### Instructions to follow
Which lines in the records below contain the word "name"? Report each of them.

Top of Available records

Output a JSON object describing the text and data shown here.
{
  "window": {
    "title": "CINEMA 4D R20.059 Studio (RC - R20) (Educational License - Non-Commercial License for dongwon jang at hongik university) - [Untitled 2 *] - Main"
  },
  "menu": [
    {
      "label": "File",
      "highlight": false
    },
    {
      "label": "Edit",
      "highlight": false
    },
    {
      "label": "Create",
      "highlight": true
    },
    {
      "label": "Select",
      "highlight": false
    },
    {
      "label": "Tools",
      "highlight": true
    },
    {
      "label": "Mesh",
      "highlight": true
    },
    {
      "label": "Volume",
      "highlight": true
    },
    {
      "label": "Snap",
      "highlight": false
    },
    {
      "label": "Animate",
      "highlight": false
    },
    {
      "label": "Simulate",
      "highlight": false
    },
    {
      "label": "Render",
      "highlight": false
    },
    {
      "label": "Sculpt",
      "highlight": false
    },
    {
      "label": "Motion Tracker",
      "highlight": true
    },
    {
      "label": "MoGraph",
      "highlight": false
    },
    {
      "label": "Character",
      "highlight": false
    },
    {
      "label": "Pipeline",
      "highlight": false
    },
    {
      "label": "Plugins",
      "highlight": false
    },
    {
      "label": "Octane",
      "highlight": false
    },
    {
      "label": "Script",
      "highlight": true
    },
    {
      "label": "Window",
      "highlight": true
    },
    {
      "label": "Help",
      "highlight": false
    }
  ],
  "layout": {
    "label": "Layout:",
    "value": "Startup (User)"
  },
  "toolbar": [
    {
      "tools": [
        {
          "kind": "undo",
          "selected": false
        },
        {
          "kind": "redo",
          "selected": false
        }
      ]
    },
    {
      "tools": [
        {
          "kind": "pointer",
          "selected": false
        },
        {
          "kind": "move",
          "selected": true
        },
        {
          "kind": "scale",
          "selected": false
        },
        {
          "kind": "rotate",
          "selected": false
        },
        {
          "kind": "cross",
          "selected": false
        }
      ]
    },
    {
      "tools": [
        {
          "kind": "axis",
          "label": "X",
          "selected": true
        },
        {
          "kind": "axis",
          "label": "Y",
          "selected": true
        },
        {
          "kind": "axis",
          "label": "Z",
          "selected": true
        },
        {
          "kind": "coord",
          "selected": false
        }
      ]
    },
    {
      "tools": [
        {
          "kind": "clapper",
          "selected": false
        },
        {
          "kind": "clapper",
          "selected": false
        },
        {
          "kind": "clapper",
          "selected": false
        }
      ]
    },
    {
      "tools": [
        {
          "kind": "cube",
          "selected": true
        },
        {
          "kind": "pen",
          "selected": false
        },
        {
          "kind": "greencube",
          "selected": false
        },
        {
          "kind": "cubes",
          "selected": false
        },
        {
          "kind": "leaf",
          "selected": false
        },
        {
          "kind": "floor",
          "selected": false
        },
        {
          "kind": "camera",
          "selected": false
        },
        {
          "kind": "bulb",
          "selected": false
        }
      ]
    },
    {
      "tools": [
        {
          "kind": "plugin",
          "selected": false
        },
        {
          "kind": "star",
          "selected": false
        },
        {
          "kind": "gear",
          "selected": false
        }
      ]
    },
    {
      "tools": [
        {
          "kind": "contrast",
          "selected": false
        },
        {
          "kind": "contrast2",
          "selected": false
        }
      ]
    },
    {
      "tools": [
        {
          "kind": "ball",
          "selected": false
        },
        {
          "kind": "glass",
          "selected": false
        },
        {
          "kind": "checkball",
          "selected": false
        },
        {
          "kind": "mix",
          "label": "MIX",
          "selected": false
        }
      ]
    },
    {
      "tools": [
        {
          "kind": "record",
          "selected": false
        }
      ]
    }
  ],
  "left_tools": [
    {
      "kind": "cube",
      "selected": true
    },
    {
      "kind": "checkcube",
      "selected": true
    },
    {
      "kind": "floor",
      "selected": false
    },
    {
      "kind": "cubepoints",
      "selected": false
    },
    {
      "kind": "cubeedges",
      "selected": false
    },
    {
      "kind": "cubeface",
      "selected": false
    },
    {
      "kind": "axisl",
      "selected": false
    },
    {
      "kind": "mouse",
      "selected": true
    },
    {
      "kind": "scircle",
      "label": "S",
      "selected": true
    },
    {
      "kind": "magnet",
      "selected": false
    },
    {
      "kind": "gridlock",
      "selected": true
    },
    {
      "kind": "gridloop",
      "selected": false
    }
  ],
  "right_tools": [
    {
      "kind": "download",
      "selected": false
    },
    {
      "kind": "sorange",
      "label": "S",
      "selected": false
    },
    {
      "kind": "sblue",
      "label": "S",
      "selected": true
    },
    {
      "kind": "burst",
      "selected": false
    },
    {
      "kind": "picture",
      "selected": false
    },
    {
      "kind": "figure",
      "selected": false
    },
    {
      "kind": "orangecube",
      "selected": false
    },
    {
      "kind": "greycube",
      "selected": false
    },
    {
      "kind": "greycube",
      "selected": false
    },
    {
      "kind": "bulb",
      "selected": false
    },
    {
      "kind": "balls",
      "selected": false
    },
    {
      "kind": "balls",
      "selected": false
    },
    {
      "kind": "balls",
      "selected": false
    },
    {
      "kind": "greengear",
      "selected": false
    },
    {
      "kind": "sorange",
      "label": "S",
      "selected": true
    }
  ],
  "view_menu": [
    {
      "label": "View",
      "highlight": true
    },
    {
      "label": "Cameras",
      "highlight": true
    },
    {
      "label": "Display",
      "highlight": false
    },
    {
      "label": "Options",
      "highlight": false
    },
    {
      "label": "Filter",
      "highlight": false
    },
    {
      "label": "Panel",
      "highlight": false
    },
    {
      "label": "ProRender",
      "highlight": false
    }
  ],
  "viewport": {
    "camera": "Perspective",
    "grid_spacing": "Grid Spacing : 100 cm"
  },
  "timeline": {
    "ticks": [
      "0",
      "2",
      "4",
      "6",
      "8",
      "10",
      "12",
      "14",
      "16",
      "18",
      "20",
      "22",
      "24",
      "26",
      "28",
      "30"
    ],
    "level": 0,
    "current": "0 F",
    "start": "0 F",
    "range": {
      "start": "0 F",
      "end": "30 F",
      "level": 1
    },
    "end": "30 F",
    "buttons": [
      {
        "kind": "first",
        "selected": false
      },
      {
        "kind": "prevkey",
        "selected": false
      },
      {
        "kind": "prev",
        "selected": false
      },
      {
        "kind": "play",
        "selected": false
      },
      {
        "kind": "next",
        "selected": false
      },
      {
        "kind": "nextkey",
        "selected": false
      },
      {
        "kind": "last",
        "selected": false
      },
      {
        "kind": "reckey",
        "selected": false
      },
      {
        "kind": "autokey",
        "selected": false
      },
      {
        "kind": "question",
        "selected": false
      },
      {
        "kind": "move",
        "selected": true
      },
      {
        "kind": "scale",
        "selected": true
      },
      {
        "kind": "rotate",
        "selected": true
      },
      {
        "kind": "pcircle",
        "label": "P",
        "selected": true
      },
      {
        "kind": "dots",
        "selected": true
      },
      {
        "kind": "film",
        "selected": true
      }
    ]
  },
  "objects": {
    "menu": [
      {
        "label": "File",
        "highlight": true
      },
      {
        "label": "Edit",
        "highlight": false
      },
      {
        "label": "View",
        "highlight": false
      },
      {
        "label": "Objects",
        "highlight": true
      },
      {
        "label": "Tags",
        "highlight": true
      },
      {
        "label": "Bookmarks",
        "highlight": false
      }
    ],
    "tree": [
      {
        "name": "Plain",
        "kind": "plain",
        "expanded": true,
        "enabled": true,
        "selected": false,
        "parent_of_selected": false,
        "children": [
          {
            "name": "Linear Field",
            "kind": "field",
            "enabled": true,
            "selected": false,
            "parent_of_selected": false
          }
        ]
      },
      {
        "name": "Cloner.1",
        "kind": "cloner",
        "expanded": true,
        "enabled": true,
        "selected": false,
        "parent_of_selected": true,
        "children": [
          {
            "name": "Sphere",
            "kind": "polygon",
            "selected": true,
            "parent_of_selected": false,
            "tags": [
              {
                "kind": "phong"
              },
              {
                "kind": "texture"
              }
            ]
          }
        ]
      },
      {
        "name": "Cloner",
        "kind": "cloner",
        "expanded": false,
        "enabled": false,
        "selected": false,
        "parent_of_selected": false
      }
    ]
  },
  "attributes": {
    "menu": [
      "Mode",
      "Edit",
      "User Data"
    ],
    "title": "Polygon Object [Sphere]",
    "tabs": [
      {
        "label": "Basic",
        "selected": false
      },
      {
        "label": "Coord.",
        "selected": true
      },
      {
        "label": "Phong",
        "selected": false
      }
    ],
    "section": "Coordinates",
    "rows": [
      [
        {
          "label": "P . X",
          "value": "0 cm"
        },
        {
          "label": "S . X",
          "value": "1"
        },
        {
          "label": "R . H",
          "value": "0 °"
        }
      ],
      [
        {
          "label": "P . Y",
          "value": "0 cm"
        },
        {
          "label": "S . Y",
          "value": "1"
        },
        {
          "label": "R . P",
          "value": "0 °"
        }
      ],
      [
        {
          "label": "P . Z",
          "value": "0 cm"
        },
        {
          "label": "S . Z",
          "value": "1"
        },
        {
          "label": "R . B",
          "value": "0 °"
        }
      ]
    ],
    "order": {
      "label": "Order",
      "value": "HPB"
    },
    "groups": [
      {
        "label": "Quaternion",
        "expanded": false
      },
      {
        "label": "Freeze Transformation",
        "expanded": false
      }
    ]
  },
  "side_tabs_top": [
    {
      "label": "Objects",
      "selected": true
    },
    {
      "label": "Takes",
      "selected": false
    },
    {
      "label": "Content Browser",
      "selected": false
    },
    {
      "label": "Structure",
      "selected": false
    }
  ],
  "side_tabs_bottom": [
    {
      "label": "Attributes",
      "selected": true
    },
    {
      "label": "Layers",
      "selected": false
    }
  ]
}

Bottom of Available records

### Output below
        "name": "Plain",
            "name": "Linear Field",
        "name": "Cloner.1",
            "name": "Sphere",
        "name": "Cloner",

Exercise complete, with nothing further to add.